Spending on U.S. construction projects rose in December, ending a year in which construction activity increased for the first time in six years.
Construction spending rose to a seasonally adjusted annual rate of $885 billion in December, the Commerce Department said Friday. That was up 0.9 percent from November, when spending increased a revised 0.1 percent.
For all of 2012, construction spending totaled $850.2 billion, a gain of 9.2 percent from 2011, when construction spending had fallen 3.3 percent. Even with the increase, construction activity is 27.2 percent below the all-time high of $1.17 trillion set in 2006 at the peak of the housing boom.
Construction has been posting a slow recovery, led by housing gains. In December, housing and nonresidential construction posted gains but spending on government projects fell.
The construction gains are helping boost the overall economy which has added nearly 100,000 jobs over the past four months.
In December, spending on residential projects rose 2.2 percent compared to November, the ninth straight monthly gain. Spending on nonresidential projects rose 1.8 percent in December after a 0.3 percent drop in November.

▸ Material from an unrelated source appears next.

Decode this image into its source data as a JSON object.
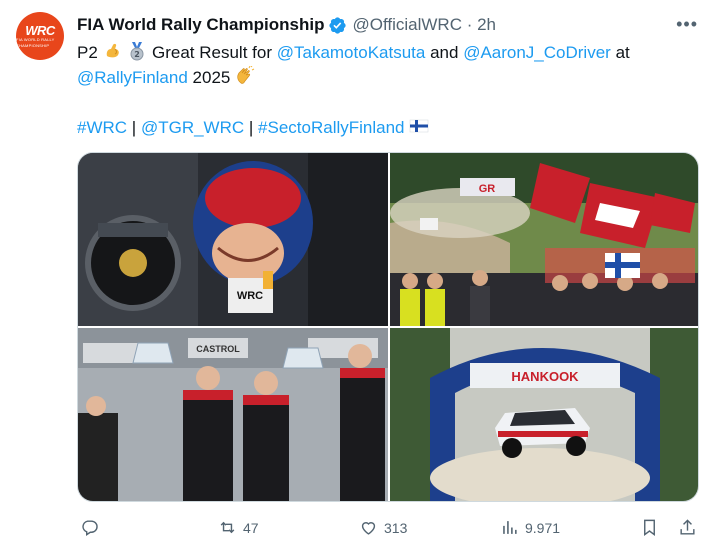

Spending on government projects fell 1.4 percent to $270.1 billion, the lowest level since November 2006. Government activity has been constrained by tight budgets. In December, spending on state and local government projects fell 1.7 percent while spending on federal projects was down 1.3 percent.